Walter Frederick "Fritz" Mondale (born January 5, 1928) is an American politician, diplomat and lawyer who served as the 42nd vice president of the United States from 1977 to 1981.
A United States senator from Minnesota (1964–1976), he was the Democratic Party's nominee in the United States presidential election of 1984, but lost to Ronald Reagan in an Electoral College landslide.
Reagan won 49 states while Mondale carried his home state of Minnesota and the District of Columbia.
He became the oldest-living former U.S.
vice president after the death of George H.
Bush in 2018.
Mondale was born in Ceylon, Minnesota, and graduated from the University of Minnesota in 1951 after attending Macalester College.
He then served in the U.S.
Army during the Korean War before earning a law degree in 1956.
He married Joan Adams in 1955.
Working as a lawyer in Minneapolis, Mondale was appointed to the position of attorney general in 1960 by Governor Orville Freeman and was elected to a full term as attorney general in 1962 with 60 percent of votes cast.
He was appointed to the U.S.
Senate by Governor Karl Rolvaag upon the resignation of Senator Hubert Humphrey following Humphrey's election as vice president in 1964.
Mondale was subsequently elected to a full Senate term in 1966 and again in 1972, resigning that post in 1976 as he prepared to succeed to the vice presidency in 1977.
While in the Senate, he supported consumer protection, fair housing, tax reform, and the desegregation of schools.
Importantly, he served as a member of the Select Committee to Study Governmental Operations with Respect to Intelligence Activities ("Church Committee").In 1976, Jimmy Carter, the Democratic presidential nominee, chose Mondale as his vice presidential running mate.
The Carter–Mondale ticket defeated incumbent president Gerald Ford and his vice presidential running mate, Bob Dole.
Carter and Mondale's time in office was marred by a worsening economy and, although both were renominated by the Democratic Party, they lost the 1980 election to Republicans Ronald Reagan and George H.
In 1984, Mondale won the Democratic presidential nomination and campaigned for a nuclear freeze, the Equal Rights Amendment, an increase in taxes, and a reduction of U.S.
His vice presidential nominee was Geraldine Ferraro, a Congresswoman from New York, who was the first female vice presidential nominee of any major party.
Mondale and Ferraro lost the election to the incumbents Reagan and Bush.
After his defeat by Reagan, Mondale joined the Minnesota-based law firm of Dorsey & Whitney and the National Democratic Institute for International Affairs (1986–93).
President Bill Clinton appointed Mondale United States Ambassador to Japan in 1993; he retired in 1996.

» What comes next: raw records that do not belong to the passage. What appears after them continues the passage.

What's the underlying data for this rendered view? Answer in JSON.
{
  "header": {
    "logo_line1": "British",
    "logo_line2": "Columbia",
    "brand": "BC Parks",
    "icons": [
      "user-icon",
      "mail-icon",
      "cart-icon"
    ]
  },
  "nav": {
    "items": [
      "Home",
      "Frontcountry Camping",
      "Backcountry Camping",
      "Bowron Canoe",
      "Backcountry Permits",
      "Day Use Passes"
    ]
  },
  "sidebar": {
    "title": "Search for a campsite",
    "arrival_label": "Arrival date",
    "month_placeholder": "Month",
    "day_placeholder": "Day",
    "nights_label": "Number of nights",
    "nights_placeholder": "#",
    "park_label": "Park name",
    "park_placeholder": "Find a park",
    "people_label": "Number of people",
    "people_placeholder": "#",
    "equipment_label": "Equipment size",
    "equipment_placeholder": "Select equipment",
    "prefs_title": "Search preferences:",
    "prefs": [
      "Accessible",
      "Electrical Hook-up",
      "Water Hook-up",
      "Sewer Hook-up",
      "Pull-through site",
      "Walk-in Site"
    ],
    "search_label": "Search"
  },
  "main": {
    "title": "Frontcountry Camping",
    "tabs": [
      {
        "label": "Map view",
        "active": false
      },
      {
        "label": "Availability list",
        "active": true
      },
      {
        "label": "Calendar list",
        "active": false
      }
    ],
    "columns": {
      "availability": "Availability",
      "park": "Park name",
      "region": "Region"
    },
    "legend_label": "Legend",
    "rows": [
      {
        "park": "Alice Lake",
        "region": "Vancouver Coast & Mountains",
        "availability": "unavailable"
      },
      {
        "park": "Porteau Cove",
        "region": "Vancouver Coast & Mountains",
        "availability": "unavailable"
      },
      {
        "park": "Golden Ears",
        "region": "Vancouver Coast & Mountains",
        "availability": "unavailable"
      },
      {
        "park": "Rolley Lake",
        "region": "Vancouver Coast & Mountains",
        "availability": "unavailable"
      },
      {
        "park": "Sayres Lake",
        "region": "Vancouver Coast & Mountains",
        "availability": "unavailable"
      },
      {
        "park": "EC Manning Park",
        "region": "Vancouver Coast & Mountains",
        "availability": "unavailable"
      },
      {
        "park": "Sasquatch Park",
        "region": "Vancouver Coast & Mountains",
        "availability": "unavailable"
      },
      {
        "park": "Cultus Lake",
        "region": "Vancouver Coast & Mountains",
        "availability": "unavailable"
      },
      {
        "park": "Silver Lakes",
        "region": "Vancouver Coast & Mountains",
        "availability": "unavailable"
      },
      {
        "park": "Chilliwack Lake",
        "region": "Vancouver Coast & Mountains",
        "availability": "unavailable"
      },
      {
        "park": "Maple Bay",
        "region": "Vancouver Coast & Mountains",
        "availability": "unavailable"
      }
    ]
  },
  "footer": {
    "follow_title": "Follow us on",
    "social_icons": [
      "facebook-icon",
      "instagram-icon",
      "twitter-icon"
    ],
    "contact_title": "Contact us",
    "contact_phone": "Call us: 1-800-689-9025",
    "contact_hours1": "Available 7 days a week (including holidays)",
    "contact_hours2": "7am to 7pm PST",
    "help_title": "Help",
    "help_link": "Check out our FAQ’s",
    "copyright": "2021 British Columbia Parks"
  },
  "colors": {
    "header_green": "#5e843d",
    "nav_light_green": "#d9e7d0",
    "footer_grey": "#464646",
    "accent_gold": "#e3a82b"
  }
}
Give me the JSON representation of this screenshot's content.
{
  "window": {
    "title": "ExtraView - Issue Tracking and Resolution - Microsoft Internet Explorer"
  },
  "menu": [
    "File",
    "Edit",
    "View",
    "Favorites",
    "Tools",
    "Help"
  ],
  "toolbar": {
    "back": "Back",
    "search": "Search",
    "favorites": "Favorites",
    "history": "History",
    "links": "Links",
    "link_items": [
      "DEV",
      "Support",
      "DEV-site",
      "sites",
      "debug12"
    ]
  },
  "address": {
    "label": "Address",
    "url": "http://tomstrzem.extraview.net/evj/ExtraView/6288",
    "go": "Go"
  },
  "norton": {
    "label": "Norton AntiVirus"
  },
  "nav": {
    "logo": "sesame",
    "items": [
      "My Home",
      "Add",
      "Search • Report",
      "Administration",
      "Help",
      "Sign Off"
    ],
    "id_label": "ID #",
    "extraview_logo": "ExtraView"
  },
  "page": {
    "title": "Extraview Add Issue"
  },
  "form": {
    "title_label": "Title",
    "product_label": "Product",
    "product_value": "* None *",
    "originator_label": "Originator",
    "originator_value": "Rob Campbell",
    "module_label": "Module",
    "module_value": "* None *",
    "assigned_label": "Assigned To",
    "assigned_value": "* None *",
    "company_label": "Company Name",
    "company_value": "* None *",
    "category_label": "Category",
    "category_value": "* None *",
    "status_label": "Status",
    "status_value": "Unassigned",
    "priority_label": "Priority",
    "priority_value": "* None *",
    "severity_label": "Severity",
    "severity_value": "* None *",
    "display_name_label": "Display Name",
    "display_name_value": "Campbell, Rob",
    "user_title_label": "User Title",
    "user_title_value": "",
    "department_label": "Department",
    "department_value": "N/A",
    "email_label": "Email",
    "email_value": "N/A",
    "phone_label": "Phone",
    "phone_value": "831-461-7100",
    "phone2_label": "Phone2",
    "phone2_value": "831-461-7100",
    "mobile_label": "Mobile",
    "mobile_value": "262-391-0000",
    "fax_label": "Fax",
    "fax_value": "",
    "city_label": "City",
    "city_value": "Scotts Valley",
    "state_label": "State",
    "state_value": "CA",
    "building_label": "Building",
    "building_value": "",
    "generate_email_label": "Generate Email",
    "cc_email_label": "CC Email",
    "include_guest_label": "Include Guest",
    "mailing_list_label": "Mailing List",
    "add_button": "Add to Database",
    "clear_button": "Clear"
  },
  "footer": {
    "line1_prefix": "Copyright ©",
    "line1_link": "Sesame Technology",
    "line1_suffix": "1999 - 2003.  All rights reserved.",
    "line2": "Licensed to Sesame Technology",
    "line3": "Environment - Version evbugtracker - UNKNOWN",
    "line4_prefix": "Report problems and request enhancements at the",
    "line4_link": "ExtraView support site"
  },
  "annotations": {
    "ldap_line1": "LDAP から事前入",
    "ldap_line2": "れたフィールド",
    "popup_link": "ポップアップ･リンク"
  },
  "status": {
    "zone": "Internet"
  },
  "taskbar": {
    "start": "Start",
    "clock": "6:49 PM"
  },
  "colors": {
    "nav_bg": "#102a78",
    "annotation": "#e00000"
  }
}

In 2002, Mondale ran for his old Senate seat, agreeing to be the last-minute replacement for Democratic Senator Paul Wellstone, who had been killed in a plane crash during the final two weeks of his re-election campaign.
However, Mondale narrowly lost that race to Saint Paul mayor Norm Coleman.
He then returned to working at Dorsey & Whitney and remained active in the Democratic Party.
Mondale later took up a part-time teaching position at the University of Minnesota's Hubert H.